From the root locus, the dominant closed loop pole will be the real pole between \$\small s=-2\$ and \$\small s=-3\$, since it's approximately three times further from the origin than the 2nd order complex poles.
Now, there's also a closed loop zero at \$\small s=-3\$, so you have a closed pole and a closed loop zero quite close together. In control engineering, this is called a dipole.
Note, a dipole is often created when attempting to cancel a troublesome, perhaps slow, pole by plonking a zero on top of it - in practice, there's always an error between the pole and zero values, hence a dipole is born. Essentially, that's what you've done here - by choosing the value of \$\small K=13.7\$, the first order pole is dominant. Choosing a smaller value for \$\small K\$ would have given dominance to the 2nd order roots, which would then make the system more oscillatory. But there's a limit to what can be done when there's only one control parameter (\$\small K\$) to play with.

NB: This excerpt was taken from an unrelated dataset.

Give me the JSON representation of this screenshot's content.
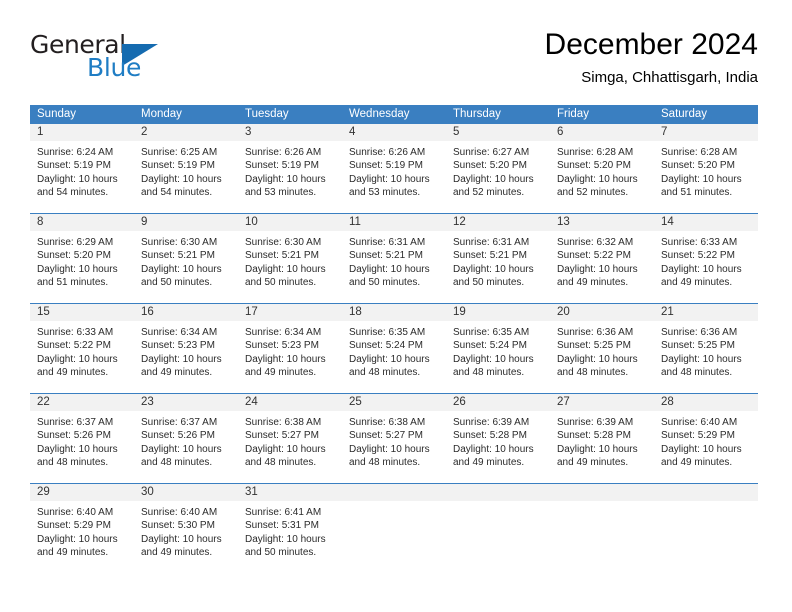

The features of a dipole in the transient response are: a relatively large initial overshoot, and a long-tail (i.e. the settling time is longer than that promised by the initial response characteristic) . Both of these are apparent in your step response plot.